Some of the hashtag-Resistance are grumbling about this today. Didn’t we just find out that Mueller interviewed Russian oligarch Viktor Vekselberg about the half a million bucks he shoveled at Michael Cohen after the election? There’s still plenty of scandal gold to be mined in them thar hills.
— TODAY (@TODAYshow) May 10, 2018
But it’s also true that the public is gradually growing impatient with the investigation. Ed noted a poll a few days ago showing that a majority of the public now thinks the probe is politically motivated rather than justified on the merits. A different poll conducted in late April found the share of Americans who think the probe should continue is down six points from March, from 60 percent to 54. Still a majority in favor, but a dwindling one. And midterm pressures will doubtless tilt even more Republicans, fearing a Mueller-related October surprise, into the “end it now” column.

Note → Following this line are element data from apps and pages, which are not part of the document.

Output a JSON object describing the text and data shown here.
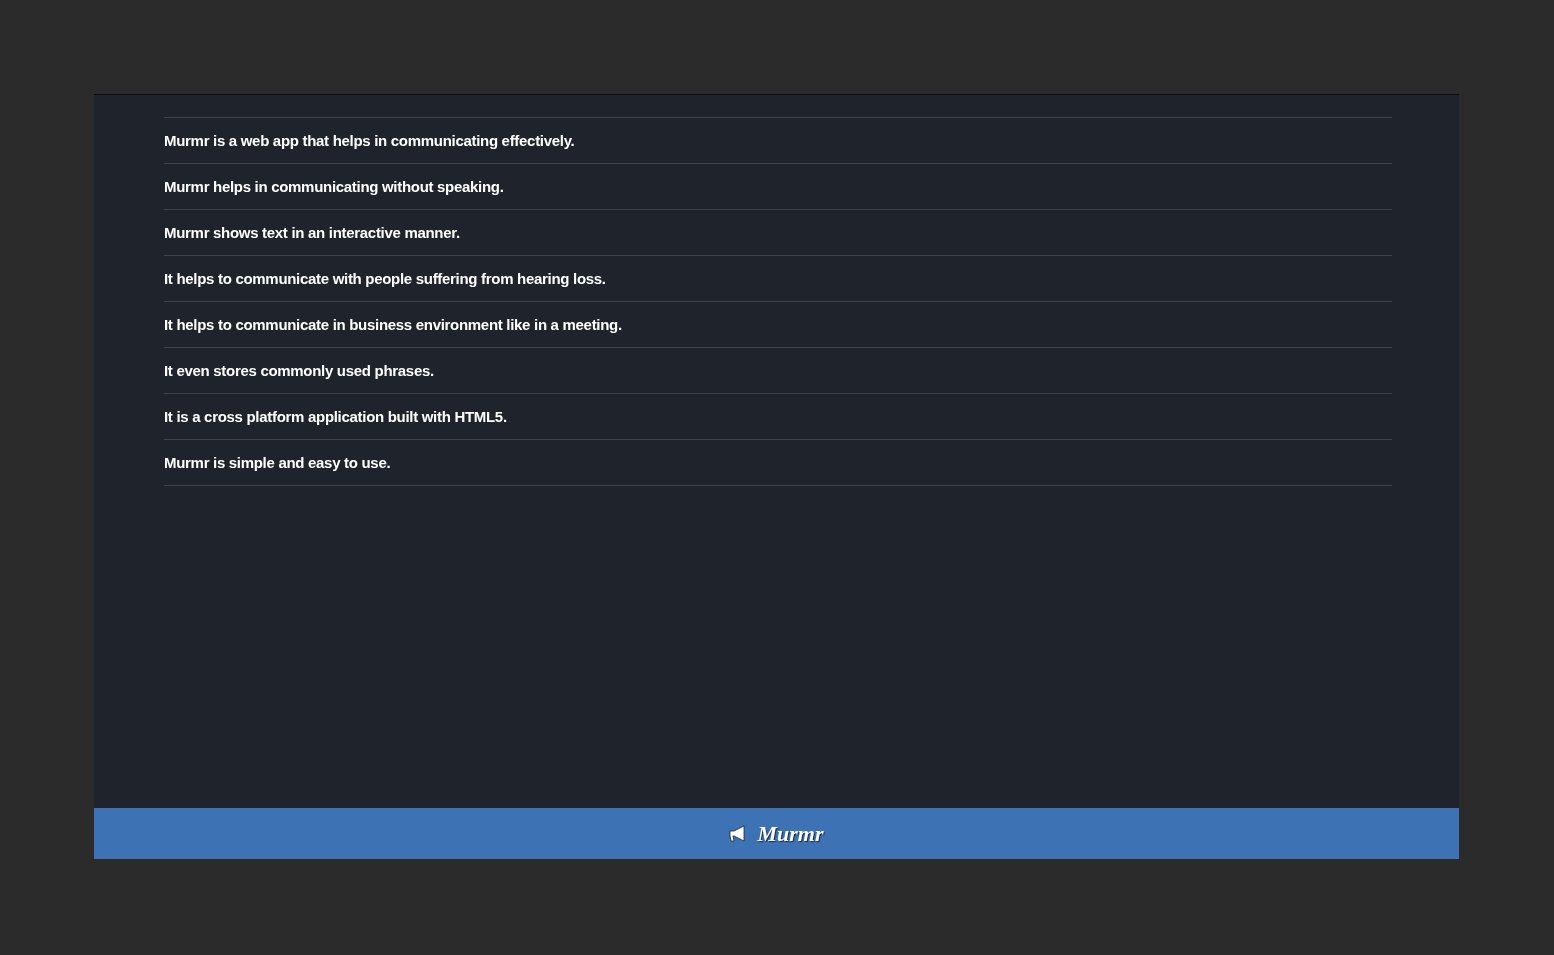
{
  "features": [
    "Murmr is a web app that helps in communicating effectively.",
    "Murmr helps in communicating without speaking.",
    "Murmr shows text in an interactive manner.",
    "It helps to communicate with people suffering from hearing loss.",
    "It helps to communicate in business environment like in a meeting.",
    "It even stores commonly used phrases.",
    "It is a cross platform application built with HTML5.",
    "Murmr is simple and easy to use."
  ],
  "footer": {
    "brand": "Murmr"
  }
}
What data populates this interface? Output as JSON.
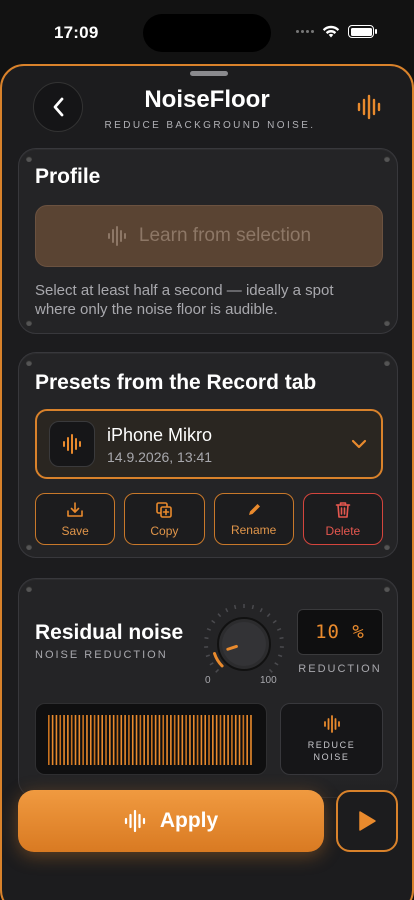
{
  "status_bar": {
    "time": "17:09"
  },
  "header": {
    "title": "NoiseFloor",
    "subtitle": "REDUCE BACKGROUND NOISE."
  },
  "profile": {
    "title": "Profile",
    "learn_button_label": "Learn from selection",
    "help_text": "Select at least half a second — ideally a spot where only the noise floor is audible."
  },
  "presets": {
    "title": "Presets from the Record tab",
    "selected": {
      "name": "iPhone Mikro",
      "date": "14.9.2026, 13:41"
    },
    "actions": {
      "save": "Save",
      "copy": "Copy",
      "rename": "Rename",
      "delete": "Delete"
    }
  },
  "residual": {
    "title": "Residual noise",
    "subtitle": "NOISE REDUCTION",
    "knob_value": 0.1,
    "knob_min": "0",
    "knob_max": "100",
    "percent_value": "10 %",
    "percent_label": "REDUCTION",
    "reduce_button_label": "REDUCE NOISE"
  },
  "footer": {
    "apply_label": "Apply"
  },
  "colors": {
    "accent": "#e98a2d",
    "danger": "#e5574f",
    "background": "#1c1c1e",
    "card": "#242426"
  },
  "icons": {
    "back": "chevron-left-icon",
    "header": "waveform-icon",
    "learn": "waveform-icon",
    "preset": "waveform-icon",
    "chevron": "chevron-down-icon",
    "save": "download-icon",
    "copy": "copy-icon",
    "rename": "pencil-icon",
    "delete": "trash-icon",
    "reduce": "waveform-icon",
    "apply": "waveform-icon",
    "play": "play-icon"
  }
}
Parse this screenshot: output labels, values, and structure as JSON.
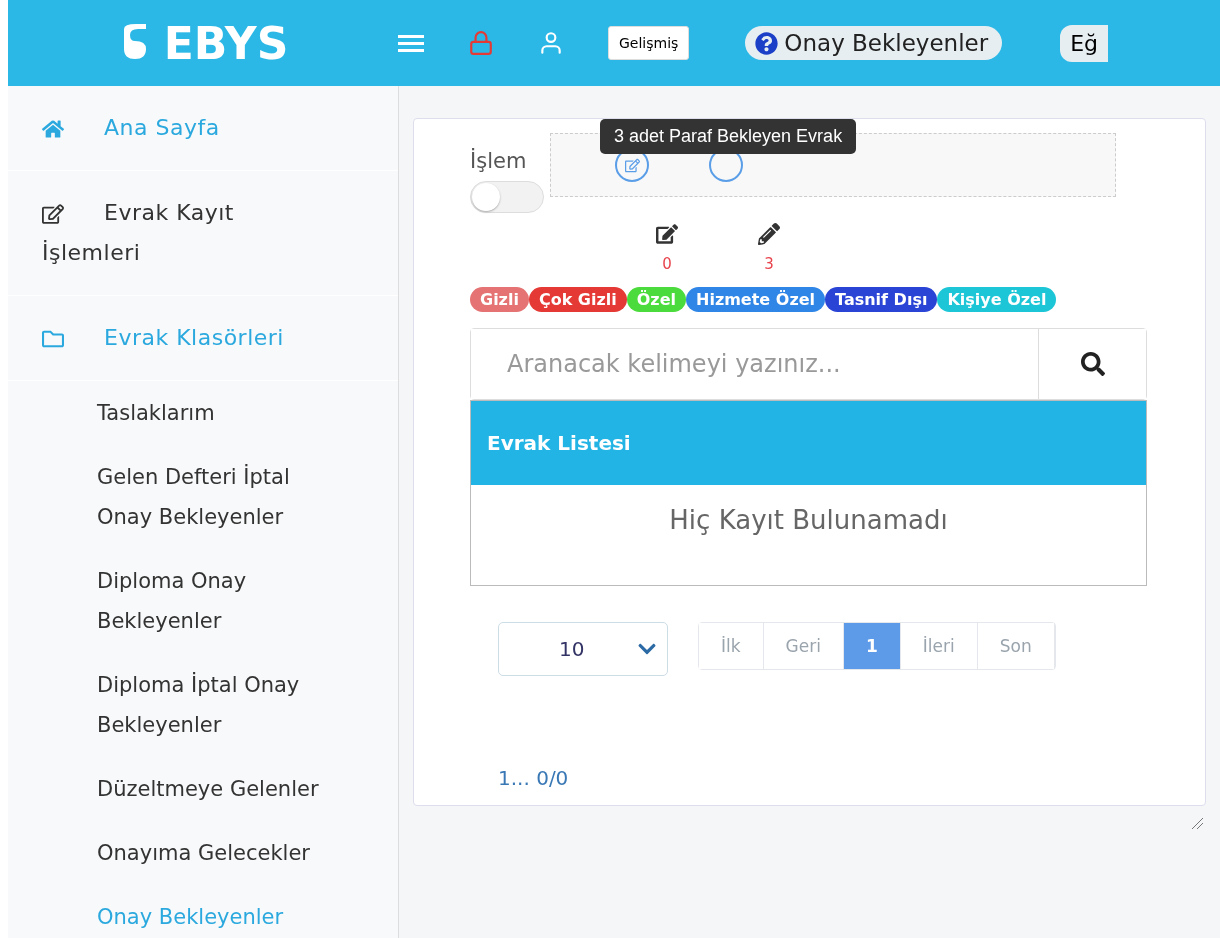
{
  "header": {
    "logo": "EBYS",
    "advanced_button": "Gelişmiş",
    "page_title": "Onay Bekleyenler",
    "cut_button": "Eğ"
  },
  "sidebar": {
    "items": [
      {
        "label": "Ana Sayfa",
        "kind": "home",
        "selected": true
      },
      {
        "label": "Evrak Kayıt İşlemleri",
        "kind": "edit",
        "selected": false
      },
      {
        "label": "Evrak Klasörleri",
        "kind": "folder",
        "selected": true,
        "children": [
          {
            "label": "Taslaklarım",
            "selected": false
          },
          {
            "label": "Gelen Defteri İptal Onay Bekleyenler",
            "selected": false
          },
          {
            "label": "Diploma Onay Bekleyenler",
            "selected": false
          },
          {
            "label": "Diploma İptal Onay Bekleyenler",
            "selected": false
          },
          {
            "label": "Düzeltmeye Gelenler",
            "selected": false
          },
          {
            "label": "Onayıma Gelecekler",
            "selected": false
          },
          {
            "label": "Onay Bekleyenler",
            "selected": true
          }
        ]
      }
    ]
  },
  "content": {
    "operation_label": "İşlem",
    "operation_toggle": {
      "on": false
    },
    "tooltip": "3 adet Paraf Bekleyen Evrak",
    "counters": [
      {
        "kind": "edit",
        "count": "0"
      },
      {
        "kind": "pencil",
        "count": "3"
      }
    ],
    "tags": [
      {
        "label": "Gizli",
        "color": "#e57373"
      },
      {
        "label": "Çok Gizli",
        "color": "#e53935"
      },
      {
        "label": "Özel",
        "color": "#4cdb3c"
      },
      {
        "label": "Hizmete Özel",
        "color": "#2f86e6"
      },
      {
        "label": "Tasnif Dışı",
        "color": "#2a44d6"
      },
      {
        "label": "Kişiye Özel",
        "color": "#1cc6d6"
      }
    ],
    "search": {
      "placeholder": "Aranacak kelimeyi yazınız..."
    },
    "list": {
      "title": "Evrak Listesi",
      "empty": "Hiç Kayıt Bulunamadı"
    },
    "page_size": "10",
    "pagination": [
      {
        "label": "İlk",
        "selected": false
      },
      {
        "label": "Geri",
        "selected": false
      },
      {
        "label": "1",
        "selected": true
      },
      {
        "label": "İleri",
        "selected": false
      },
      {
        "label": "Son",
        "selected": false
      }
    ],
    "summary": "1... 0/0"
  }
}
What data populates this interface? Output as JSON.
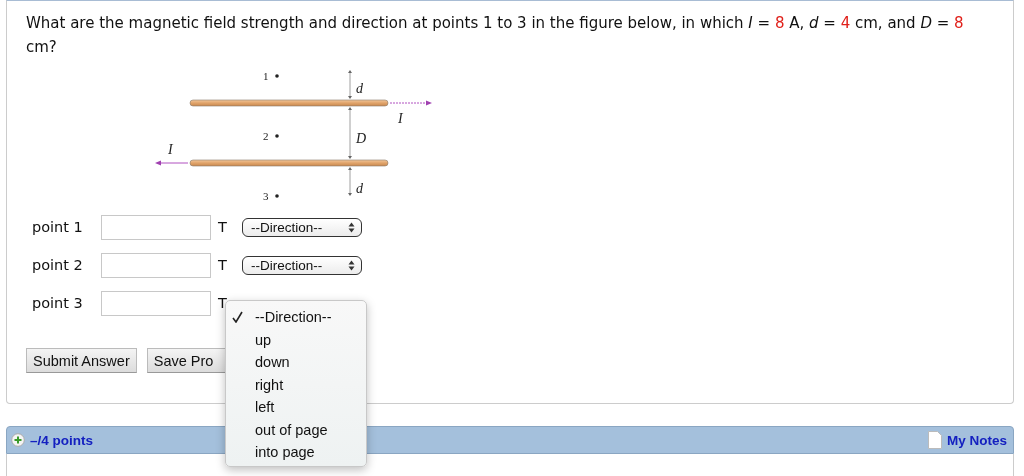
{
  "question": [
    {
      "kind": "plain",
      "text": "What are the magnetic field strength and direction at points 1 to 3 in the figure below, in which *I* = "
    },
    {
      "kind": "value",
      "text": "8"
    },
    {
      "kind": "plain",
      "text": " A, *d* = "
    },
    {
      "kind": "value",
      "text": "4"
    },
    {
      "kind": "plain",
      "text": " cm, and *D* = "
    },
    {
      "kind": "value",
      "text": "8"
    },
    {
      "kind": "plain",
      "text": " cm?"
    }
  ],
  "figure": {
    "point_labels": [
      "1",
      "2",
      "3"
    ],
    "gap_labels": [
      "d",
      "D",
      "d"
    ],
    "current_labels": [
      "I",
      "I"
    ]
  },
  "answers": [
    {
      "label": "point 1",
      "unit": "T",
      "select": "--Direction--"
    },
    {
      "label": "point 2",
      "unit": "T",
      "select": "--Direction--"
    },
    {
      "label": "point 3",
      "unit": "T"
    }
  ],
  "dropdown": {
    "options": [
      {
        "label": "--Direction--",
        "selected": true
      },
      {
        "label": "up",
        "selected": false
      },
      {
        "label": "down",
        "selected": false
      },
      {
        "label": "right",
        "selected": false
      },
      {
        "label": "left",
        "selected": false
      },
      {
        "label": "out of page",
        "selected": false
      },
      {
        "label": "into page",
        "selected": false
      }
    ]
  },
  "buttons": [
    "Submit Answer",
    "Save Pro"
  ],
  "points_bar": {
    "points": "–/4 points",
    "notes": "My Notes"
  }
}
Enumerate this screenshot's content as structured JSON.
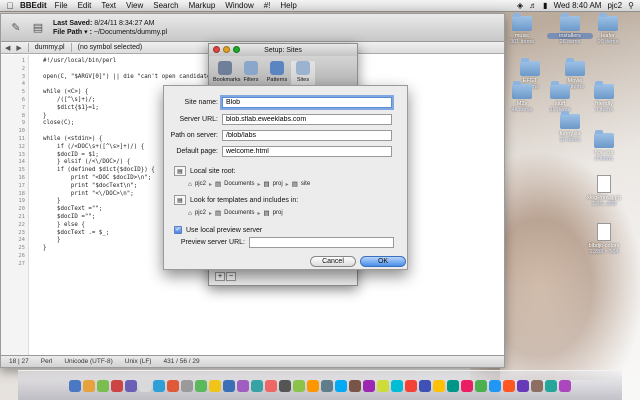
{
  "menubar": {
    "app_name": "BBEdit",
    "menus": [
      "File",
      "Edit",
      "Text",
      "View",
      "Search",
      "Markup",
      "Window",
      "#!",
      "Help"
    ],
    "clock": "Wed 8:40 AM",
    "user": "pjc2"
  },
  "editor": {
    "save_label": "Last Saved:",
    "save_time": "8/24/11 8:34:27 AM",
    "file_path_label": "File Path ▾ :",
    "file_path": "~/Documents/dummy.pl",
    "tab_name": "dummy.pl",
    "symbol_selector": "(no symbol selected)",
    "line_numbers": [
      "1",
      "2",
      "3",
      "4",
      "5",
      "6",
      "7",
      "8",
      "9",
      "10",
      "11",
      "12",
      "13",
      "14",
      "15",
      "16",
      "17",
      "18",
      "19",
      "20",
      "21",
      "22",
      "23",
      "24",
      "25",
      "26",
      "27"
    ],
    "code_lines": [
      "#!/usr/local/bin/perl",
      "",
      "open(C, \"$ARGV[0]\") || die \"can't open candidate d",
      "",
      "while (<C>) {",
      "    /([^\\s]+)/;",
      "    $dict{$1}=1;",
      "}",
      "close(C);",
      "",
      "while (<stdin>) {",
      "    if (/<DOC\\s+([^\\s>]+)/) {",
      "    $docID = $1;",
      "    } elsif (/<\\/DOC>/) {",
      "    if (defined $dict{$docID}) {",
      "        print \"<DOC $docID>\\n\";",
      "        print \"$docText\\n\";",
      "        print \"<\\/DOC>\\n\";",
      "    }",
      "    $docText =\"\";",
      "    $docID =\"\";",
      "    } else {",
      "    $docText .= $_;",
      "    }",
      "}",
      "",
      ""
    ],
    "status": {
      "line": "18",
      "col": "27",
      "language": "Perl",
      "encoding": "Unicode (UTF-8)",
      "line_endings": "Unix (LF)",
      "stats": "431 / 56 / 29"
    }
  },
  "setup_window": {
    "title": "Setup: Sites",
    "tabs": [
      {
        "label": "Bookmarks"
      },
      {
        "label": "Filters"
      },
      {
        "label": "Patterns"
      },
      {
        "label": "Sites"
      }
    ],
    "add_label": "+",
    "remove_label": "−"
  },
  "dialog": {
    "site_name_label": "Site name:",
    "site_name_value": "Blob",
    "server_url_label": "Server URL:",
    "server_url_value": "blob.sflab.eweeklabs.com",
    "path_label": "Path on server:",
    "path_value": "/blob/labs",
    "default_page_label": "Default page:",
    "default_page_value": "welcome.html",
    "local_root_label": "Local site root:",
    "local_root_crumbs": [
      "pjc2",
      "Documents",
      "proj",
      "site"
    ],
    "templates_label": "Look for templates and includes in:",
    "templates_crumbs": [
      "pjc2",
      "Documents",
      "proj"
    ],
    "use_preview_label": "Use local preview server",
    "preview_url_label": "Preview server URL:",
    "preview_url_value": "",
    "cancel_label": "Cancel",
    "ok_label": "OK"
  },
  "desktop_icons": [
    {
      "name": "music",
      "sub": "301 items",
      "kind": "folder"
    },
    {
      "name": "installers",
      "sub": "26 items",
      "kind": "folder",
      "selected": true
    },
    {
      "name": "leafer",
      "sub": "99 items",
      "kind": "folder"
    },
    {
      "name": "EFGT",
      "sub": "6 items",
      "kind": "folder"
    },
    {
      "name": "Movie",
      "sub": "3 items",
      "kind": "folder"
    },
    {
      "name": "M2s",
      "sub": "4k items",
      "kind": "folder"
    },
    {
      "name": "stuff",
      "sub": "19 items",
      "kind": "folder"
    },
    {
      "name": "friendly",
      "sub": "3 items",
      "kind": "folder"
    },
    {
      "name": "funny.ea",
      "sub": "10 items",
      "kind": "folder"
    },
    {
      "name": "hot-ena",
      "sub": "0 items",
      "kind": "folder"
    },
    {
      "name": "xlogPrim.g.pg",
      "sub": "1,66...208",
      "kind": "doc"
    },
    {
      "name": "blbdjit-colors",
      "sub": "1,289 × 564",
      "kind": "doc"
    }
  ]
}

In fact, the Wall Street Journal reported a few days ago that Mueller’s investigation will be expected to wrap up or “go dark” for the midterms soon, precisely because no one wants the special counsel to pull a Comey with some bombshell revelation 10 days before Americans go to vote. And it’s not just the midterms to worry about: It occurred to me this morning when Trump announced that he’d meet Kim Jong Un on June 12 in Singapore that any major revelations from Mueller in the interim could screw up that summit royally. If he issue a report concluding that Trump obstructed justice, for instance, the North Koreans might wonder if POTUS is about to be impeached and therefore any concessions he makes at the summit are worthless. Or, of course, Trump could fly off the handle and fire Mueller, lighting a political fire that would burn unpredictably all the way to, through, and past his summit with Kim.
One week from today will be the one-year anniversary of Mueller’s appointment as special counsel. (Yesterday was the one-year anniversary of Comey’s firing.) Is he going to show any cards before then, at least on obstruction? How can he when there’s still some vague hope of him interviewing Trump? There’s no end in sight to any part of this, at least until Trump either gives him an interview or declares definitively that there won’t be one. And even then, Mueller might decide to subpoena him and fight an extended court battle over the president’s legal obligations to appear before a grand jury instead of declaring the obstruction probe over and publishing whatever he’s got.
Here’s Trump-booster-turned-Resistance-fighter Joe Scarborough insinuating that Pence himself might end up snared in Russiagate and that’s why he wants the probe to end. Meh — there’s no reason to think Pence is corrupt. He’s just doing what he thinks his position requires, amplifying Trump’s message whenever Trump wants it amplified. To some that makes him the worst person in government. To me it makes him, well, vice president.
— Morning Joe (@Morning_Joe) May 10, 2018